Assignment:
From the listing below, copy each line where "ВЛАДЕЛЕЦ" occurs.

Records for this task:
Segment Open

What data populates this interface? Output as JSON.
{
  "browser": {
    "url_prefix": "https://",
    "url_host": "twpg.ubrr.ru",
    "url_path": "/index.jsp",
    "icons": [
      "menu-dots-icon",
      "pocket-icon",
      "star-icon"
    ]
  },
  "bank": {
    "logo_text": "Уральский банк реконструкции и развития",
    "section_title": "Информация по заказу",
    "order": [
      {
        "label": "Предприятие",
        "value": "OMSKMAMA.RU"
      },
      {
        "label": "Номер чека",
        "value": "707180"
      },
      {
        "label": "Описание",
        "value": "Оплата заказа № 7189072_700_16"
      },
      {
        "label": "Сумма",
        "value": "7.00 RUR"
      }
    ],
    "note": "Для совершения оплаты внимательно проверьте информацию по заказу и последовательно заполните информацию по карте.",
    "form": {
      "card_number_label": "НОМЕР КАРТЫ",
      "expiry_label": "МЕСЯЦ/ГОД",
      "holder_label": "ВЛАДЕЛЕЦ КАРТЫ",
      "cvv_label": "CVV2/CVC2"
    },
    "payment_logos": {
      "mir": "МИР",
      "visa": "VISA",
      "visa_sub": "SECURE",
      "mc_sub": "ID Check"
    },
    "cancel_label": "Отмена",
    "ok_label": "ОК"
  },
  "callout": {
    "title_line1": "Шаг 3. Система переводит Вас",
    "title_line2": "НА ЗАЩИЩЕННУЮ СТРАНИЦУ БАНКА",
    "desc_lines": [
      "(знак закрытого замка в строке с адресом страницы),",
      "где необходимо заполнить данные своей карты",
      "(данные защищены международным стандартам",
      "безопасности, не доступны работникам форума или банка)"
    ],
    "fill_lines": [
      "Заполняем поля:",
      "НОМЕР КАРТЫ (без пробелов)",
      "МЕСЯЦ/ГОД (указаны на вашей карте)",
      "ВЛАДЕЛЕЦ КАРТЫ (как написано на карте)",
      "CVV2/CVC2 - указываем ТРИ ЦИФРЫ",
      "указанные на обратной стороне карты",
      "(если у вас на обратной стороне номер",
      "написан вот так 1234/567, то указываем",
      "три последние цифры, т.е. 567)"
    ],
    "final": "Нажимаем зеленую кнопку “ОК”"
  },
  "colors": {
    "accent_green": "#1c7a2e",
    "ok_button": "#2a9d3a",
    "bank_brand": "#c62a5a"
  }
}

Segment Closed

Result of this task:
      "holder_label": "ВЛАДЕЛЕЦ КАРТЫ",
      "ВЛАДЕЛЕЦ КАРТЫ (как написано на карте)",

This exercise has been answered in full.